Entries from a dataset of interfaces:
■ ■ ■ ■
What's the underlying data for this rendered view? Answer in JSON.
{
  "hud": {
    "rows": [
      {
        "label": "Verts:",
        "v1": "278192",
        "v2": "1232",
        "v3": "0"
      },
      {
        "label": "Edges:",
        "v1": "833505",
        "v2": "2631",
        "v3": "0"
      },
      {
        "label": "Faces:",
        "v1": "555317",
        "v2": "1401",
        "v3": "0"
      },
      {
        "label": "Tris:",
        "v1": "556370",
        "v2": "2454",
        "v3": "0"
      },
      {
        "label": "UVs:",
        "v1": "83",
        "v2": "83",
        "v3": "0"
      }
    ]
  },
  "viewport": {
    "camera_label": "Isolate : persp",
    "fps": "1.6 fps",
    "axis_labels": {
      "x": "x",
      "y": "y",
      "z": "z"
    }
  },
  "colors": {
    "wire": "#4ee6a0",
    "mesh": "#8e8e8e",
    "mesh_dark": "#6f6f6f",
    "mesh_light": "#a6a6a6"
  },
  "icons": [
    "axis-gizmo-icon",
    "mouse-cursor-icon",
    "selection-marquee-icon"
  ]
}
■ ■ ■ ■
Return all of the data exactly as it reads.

What's the underlying data for this rendered view? Answer in JSON.
{
  "hud": {
    "rows": [
      {
        "label": "Verts:",
        "v1": "278192",
        "v2": "1232",
        "v3": "0"
      },
      {
        "label": "Edges:",
        "v1": "833505",
        "v2": "2631",
        "v3": "0"
      },
      {
        "label": "Faces:",
        "v1": "555317",
        "v2": "1401",
        "v3": "0"
      },
      {
        "label": "Tris:",
        "v1": "556370",
        "v2": "2454",
        "v3": "0"
      },
      {
        "label": "UVs:",
        "v1": "83",
        "v2": "83",
        "v3": "0"
      }
    ]
  },
  "viewport": {
    "camera_label": "Isolate : persp",
    "fps": "1.6 fps",
    "axis_labels": {
      "x": "x",
      "y": "y",
      "z": "z"
    }
  },
  "colors": {
    "wire": "#4ee6a0",
    "mesh": "#8e8e8e",
    "mesh_dark": "#6f6f6f",
    "mesh_light": "#a6a6a6"
  },
  "icons": [
    "axis-gizmo-icon",
    "mouse-cursor-icon",
    "selection-marquee-icon"
  ]
}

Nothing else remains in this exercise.